§ PROBLEM DETAILS
All records below must be reproduced exactly, although any pictures they contain are to be omitted.

*** Opening SUPPLIED DATA ***

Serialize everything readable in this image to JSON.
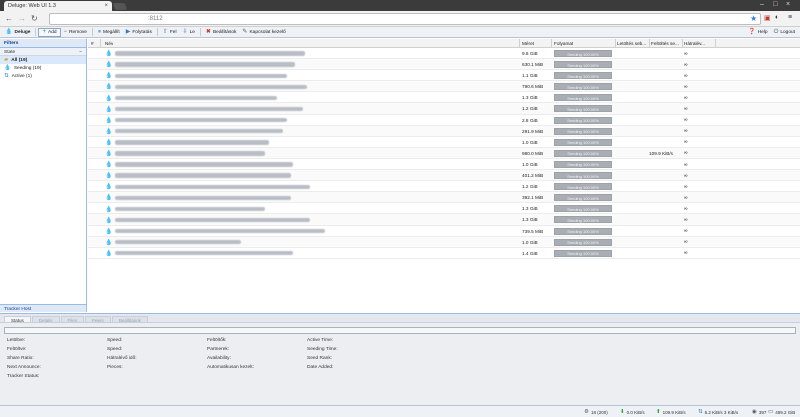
{
  "browser": {
    "tab_title": "Deluge: Web UI 1.3",
    "url_text": ":8112"
  },
  "toolbar": {
    "app": "Deluge",
    "add": "Add",
    "remove": "Remove",
    "pause": "Megállít",
    "resume": "Folytatás",
    "up": "Fel",
    "down": "Le",
    "preferences": "Beállítások",
    "connection": "Kapcsolat kezelő",
    "help": "Help",
    "logout": "Logout"
  },
  "sidebar": {
    "title": "Filters",
    "section": "State",
    "section_collapse": "−",
    "items": [
      {
        "label": "All (19)",
        "icon": "all-icon"
      },
      {
        "label": "Seeding (19)",
        "icon": "seeding-icon"
      },
      {
        "label": "Active (1)",
        "icon": "active-icon"
      }
    ],
    "tracker_host": "Tracker Host"
  },
  "grid": {
    "columns": {
      "num": "#",
      "name": "Név",
      "size": "Méret",
      "progress": "Folyamat",
      "download": "Letöltés seb...",
      "upload": "Feltöltés se...",
      "eta": "Hátralév..."
    },
    "rows": [
      {
        "num": "",
        "name": "The Fate of The Furious 2017 720p Hungarian.mkv",
        "size": "9.8 GiB",
        "progress": 100,
        "progress_label": "Seeding 100.00%",
        "dl": "",
        "ul": "",
        "eta": "∞",
        "w": 190
      },
      {
        "num": "",
        "name": "Game of Thrones S07E01 720p WEB x264 hun eng",
        "size": "630.1 MiB",
        "progress": 100,
        "progress_label": "Seeding 100.00%",
        "dl": "",
        "ul": "",
        "eta": "∞",
        "w": 180
      },
      {
        "num": "",
        "name": "Rick and Morty S03E01 720p WEB x264 hun",
        "size": "1.1 GiB",
        "progress": 100,
        "progress_label": "Seeding 100.00%",
        "dl": "",
        "ul": "",
        "eta": "∞",
        "w": 172
      },
      {
        "num": "",
        "name": "A Mi Kalandunk 2017 BluRay 1080p DTS HUN ENG",
        "size": "790.6 MiB",
        "progress": 100,
        "progress_label": "Seeding 100.00%",
        "dl": "",
        "ul": "",
        "eta": "∞",
        "w": 192
      },
      {
        "num": "",
        "name": "Baby Driver 2017 720p BluRay x264 hun",
        "size": "1.3 GiB",
        "progress": 100,
        "progress_label": "Seeding 100.00%",
        "dl": "",
        "ul": "",
        "eta": "∞",
        "w": 162
      },
      {
        "num": "",
        "name": "Going in Style 2017 720p BluRay x264 hun eng",
        "size": "1.2 GiB",
        "progress": 100,
        "progress_label": "Seeding 100.00%",
        "dl": "",
        "ul": "",
        "eta": "∞",
        "w": 188
      },
      {
        "num": "",
        "name": "Leszámolás 2016 1080p BluRay x264 hun",
        "size": "2.8 GiB",
        "progress": 100,
        "progress_label": "Seeding 100.00%",
        "dl": "",
        "ul": "",
        "eta": "∞",
        "w": 172
      },
      {
        "num": "",
        "name": "Game of Thrones S07E02 720p WEB x264 hun",
        "size": "291.9 MiB",
        "progress": 100,
        "progress_label": "Seeding 100.00%",
        "dl": "",
        "ul": "",
        "eta": "∞",
        "w": 168
      },
      {
        "num": "",
        "name": "The Boss Baby 2017 hun 720p WEB x264",
        "size": "1.0 GiB",
        "progress": 100,
        "progress_label": "Seeding 100.00%",
        "dl": "",
        "ul": "",
        "eta": "∞",
        "w": 154
      },
      {
        "num": "",
        "name": "Game of Thrones S07E03 720p WEB x264 hun eng",
        "size": "980.0 MiB",
        "progress": 100,
        "progress_label": "Seeding 100.00%",
        "dl": "",
        "ul": "109.9 KiB/s",
        "eta": "∞",
        "w": 150
      },
      {
        "num": "",
        "name": "Game of Thrones S07E04 720p WEB x264 hun",
        "size": "1.0 GiB",
        "progress": 100,
        "progress_label": "Seeding 100.00%",
        "dl": "",
        "ul": "",
        "eta": "∞",
        "w": 178
      },
      {
        "num": "",
        "name": "Agymenők S10E01 720p WEB x264 hun",
        "size": "401.2 MiB",
        "progress": 100,
        "progress_label": "Seeding 100.00%",
        "dl": "",
        "ul": "",
        "eta": "∞",
        "w": 176
      },
      {
        "num": "",
        "name": "The Unbreakable 2017 BluRay 720p hun eng",
        "size": "1.2 GiB",
        "progress": 100,
        "progress_label": "Seeding 100.00%",
        "dl": "",
        "ul": "",
        "eta": "∞",
        "w": 195
      },
      {
        "num": "",
        "name": "Agymenők S10E02 720p WEB x264 hun",
        "size": "392.1 MiB",
        "progress": 100,
        "progress_label": "Seeding 100.00%",
        "dl": "",
        "ul": "",
        "eta": "∞",
        "w": 176
      },
      {
        "num": "",
        "name": "Vasember 2008 720p BluRay x264 hun",
        "size": "1.3 GiB",
        "progress": 100,
        "progress_label": "Seeding 100.00%",
        "dl": "",
        "ul": "",
        "eta": "∞",
        "w": 150
      },
      {
        "num": "",
        "name": "King Arthur Legend of the Sword 2017 720p BluRay hun",
        "size": "1.3 GiB",
        "progress": 100,
        "progress_label": "Seeding 100.00%",
        "dl": "",
        "ul": "",
        "eta": "∞",
        "w": 195
      },
      {
        "num": "",
        "name": "Spider-Man Homecoming 2017 720p BluRay x264 hun eng",
        "size": "739.5 MiB",
        "progress": 100,
        "progress_label": "Seeding 100.00%",
        "dl": "",
        "ul": "",
        "eta": "∞",
        "w": 210
      },
      {
        "num": "",
        "name": "Life 2017 720p BluRay x264 hun",
        "size": "1.0 GiB",
        "progress": 100,
        "progress_label": "Seeding 100.00%",
        "dl": "",
        "ul": "",
        "eta": "∞",
        "w": 126
      },
      {
        "num": "",
        "name": "John Wick Chapter 2 2017 BluRay 1080p hun eng",
        "size": "1.4 GiB",
        "progress": 100,
        "progress_label": "Seeding 100.00%",
        "dl": "",
        "ul": "",
        "eta": "∞",
        "w": 178
      }
    ]
  },
  "details": {
    "tabs": [
      "Status",
      "Details",
      "Files",
      "Peers",
      "Beállítások"
    ],
    "progress": 0,
    "labels": [
      [
        "Letöltve:",
        "Feltöltve:",
        "Share Ratio:",
        "Next Announce:",
        "Tracker Status:"
      ],
      [
        "Speed:",
        "Speed:",
        "Hátralévő idő:",
        "Pieces:"
      ],
      [
        "Feltöltők:",
        "Partnerek:",
        "Availability:",
        "Automatikusan kezelt:"
      ],
      [
        "Active Time:",
        "Seeding Time:",
        "Seed Rank:",
        "Date Added:"
      ]
    ]
  },
  "statusbar": {
    "connections": "18 (200)",
    "down_speed": "0.0 KiB/s",
    "up_speed": "109.9 KiB/s",
    "protocol": "5.2 KiB/s 3 KiB/s",
    "dht": "397",
    "free_space": "499.2 GiB"
  },
  "colors": {
    "panel_border": "#99bbe8",
    "header_bg": "#dfe8f6",
    "torrent_icon": "#3a78c4"
  }
}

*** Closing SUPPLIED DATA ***

§ SOLUTION TO THE PROBLEM
Serialize everything readable in this image to JSON.
{
  "browser": {
    "tab_title": "Deluge: Web UI 1.3",
    "url_text": ":8112"
  },
  "toolbar": {
    "app": "Deluge",
    "add": "Add",
    "remove": "Remove",
    "pause": "Megállít",
    "resume": "Folytatás",
    "up": "Fel",
    "down": "Le",
    "preferences": "Beállítások",
    "connection": "Kapcsolat kezelő",
    "help": "Help",
    "logout": "Logout"
  },
  "sidebar": {
    "title": "Filters",
    "section": "State",
    "section_collapse": "−",
    "items": [
      {
        "label": "All (19)",
        "icon": "all-icon"
      },
      {
        "label": "Seeding (19)",
        "icon": "seeding-icon"
      },
      {
        "label": "Active (1)",
        "icon": "active-icon"
      }
    ],
    "tracker_host": "Tracker Host"
  },
  "grid": {
    "columns": {
      "num": "#",
      "name": "Név",
      "size": "Méret",
      "progress": "Folyamat",
      "download": "Letöltés seb...",
      "upload": "Feltöltés se...",
      "eta": "Hátralév..."
    },
    "rows": [
      {
        "num": "",
        "name": "The Fate of The Furious 2017 720p Hungarian.mkv",
        "size": "9.8 GiB",
        "progress": 100,
        "progress_label": "Seeding 100.00%",
        "dl": "",
        "ul": "",
        "eta": "∞",
        "w": 190
      },
      {
        "num": "",
        "name": "Game of Thrones S07E01 720p WEB x264 hun eng",
        "size": "630.1 MiB",
        "progress": 100,
        "progress_label": "Seeding 100.00%",
        "dl": "",
        "ul": "",
        "eta": "∞",
        "w": 180
      },
      {
        "num": "",
        "name": "Rick and Morty S03E01 720p WEB x264 hun",
        "size": "1.1 GiB",
        "progress": 100,
        "progress_label": "Seeding 100.00%",
        "dl": "",
        "ul": "",
        "eta": "∞",
        "w": 172
      },
      {
        "num": "",
        "name": "A Mi Kalandunk 2017 BluRay 1080p DTS HUN ENG",
        "size": "790.6 MiB",
        "progress": 100,
        "progress_label": "Seeding 100.00%",
        "dl": "",
        "ul": "",
        "eta": "∞",
        "w": 192
      },
      {
        "num": "",
        "name": "Baby Driver 2017 720p BluRay x264 hun",
        "size": "1.3 GiB",
        "progress": 100,
        "progress_label": "Seeding 100.00%",
        "dl": "",
        "ul": "",
        "eta": "∞",
        "w": 162
      },
      {
        "num": "",
        "name": "Going in Style 2017 720p BluRay x264 hun eng",
        "size": "1.2 GiB",
        "progress": 100,
        "progress_label": "Seeding 100.00%",
        "dl": "",
        "ul": "",
        "eta": "∞",
        "w": 188
      },
      {
        "num": "",
        "name": "Leszámolás 2016 1080p BluRay x264 hun",
        "size": "2.8 GiB",
        "progress": 100,
        "progress_label": "Seeding 100.00%",
        "dl": "",
        "ul": "",
        "eta": "∞",
        "w": 172
      },
      {
        "num": "",
        "name": "Game of Thrones S07E02 720p WEB x264 hun",
        "size": "291.9 MiB",
        "progress": 100,
        "progress_label": "Seeding 100.00%",
        "dl": "",
        "ul": "",
        "eta": "∞",
        "w": 168
      },
      {
        "num": "",
        "name": "The Boss Baby 2017 hun 720p WEB x264",
        "size": "1.0 GiB",
        "progress": 100,
        "progress_label": "Seeding 100.00%",
        "dl": "",
        "ul": "",
        "eta": "∞",
        "w": 154
      },
      {
        "num": "",
        "name": "Game of Thrones S07E03 720p WEB x264 hun eng",
        "size": "980.0 MiB",
        "progress": 100,
        "progress_label": "Seeding 100.00%",
        "dl": "",
        "ul": "109.9 KiB/s",
        "eta": "∞",
        "w": 150
      },
      {
        "num": "",
        "name": "Game of Thrones S07E04 720p WEB x264 hun",
        "size": "1.0 GiB",
        "progress": 100,
        "progress_label": "Seeding 100.00%",
        "dl": "",
        "ul": "",
        "eta": "∞",
        "w": 178
      },
      {
        "num": "",
        "name": "Agymenők S10E01 720p WEB x264 hun",
        "size": "401.2 MiB",
        "progress": 100,
        "progress_label": "Seeding 100.00%",
        "dl": "",
        "ul": "",
        "eta": "∞",
        "w": 176
      },
      {
        "num": "",
        "name": "The Unbreakable 2017 BluRay 720p hun eng",
        "size": "1.2 GiB",
        "progress": 100,
        "progress_label": "Seeding 100.00%",
        "dl": "",
        "ul": "",
        "eta": "∞",
        "w": 195
      },
      {
        "num": "",
        "name": "Agymenők S10E02 720p WEB x264 hun",
        "size": "392.1 MiB",
        "progress": 100,
        "progress_label": "Seeding 100.00%",
        "dl": "",
        "ul": "",
        "eta": "∞",
        "w": 176
      },
      {
        "num": "",
        "name": "Vasember 2008 720p BluRay x264 hun",
        "size": "1.3 GiB",
        "progress": 100,
        "progress_label": "Seeding 100.00%",
        "dl": "",
        "ul": "",
        "eta": "∞",
        "w": 150
      },
      {
        "num": "",
        "name": "King Arthur Legend of the Sword 2017 720p BluRay hun",
        "size": "1.3 GiB",
        "progress": 100,
        "progress_label": "Seeding 100.00%",
        "dl": "",
        "ul": "",
        "eta": "∞",
        "w": 195
      },
      {
        "num": "",
        "name": "Spider-Man Homecoming 2017 720p BluRay x264 hun eng",
        "size": "739.5 MiB",
        "progress": 100,
        "progress_label": "Seeding 100.00%",
        "dl": "",
        "ul": "",
        "eta": "∞",
        "w": 210
      },
      {
        "num": "",
        "name": "Life 2017 720p BluRay x264 hun",
        "size": "1.0 GiB",
        "progress": 100,
        "progress_label": "Seeding 100.00%",
        "dl": "",
        "ul": "",
        "eta": "∞",
        "w": 126
      },
      {
        "num": "",
        "name": "John Wick Chapter 2 2017 BluRay 1080p hun eng",
        "size": "1.4 GiB",
        "progress": 100,
        "progress_label": "Seeding 100.00%",
        "dl": "",
        "ul": "",
        "eta": "∞",
        "w": 178
      }
    ]
  },
  "details": {
    "tabs": [
      "Status",
      "Details",
      "Files",
      "Peers",
      "Beállítások"
    ],
    "progress": 0,
    "labels": [
      [
        "Letöltve:",
        "Feltöltve:",
        "Share Ratio:",
        "Next Announce:",
        "Tracker Status:"
      ],
      [
        "Speed:",
        "Speed:",
        "Hátralévő idő:",
        "Pieces:"
      ],
      [
        "Feltöltők:",
        "Partnerek:",
        "Availability:",
        "Automatikusan kezelt:"
      ],
      [
        "Active Time:",
        "Seeding Time:",
        "Seed Rank:",
        "Date Added:"
      ]
    ]
  },
  "statusbar": {
    "connections": "18 (200)",
    "down_speed": "0.0 KiB/s",
    "up_speed": "109.9 KiB/s",
    "protocol": "5.2 KiB/s 3 KiB/s",
    "dht": "397",
    "free_space": "499.2 GiB"
  },
  "colors": {
    "panel_border": "#99bbe8",
    "header_bg": "#dfe8f6",
    "torrent_icon": "#3a78c4"
  }
}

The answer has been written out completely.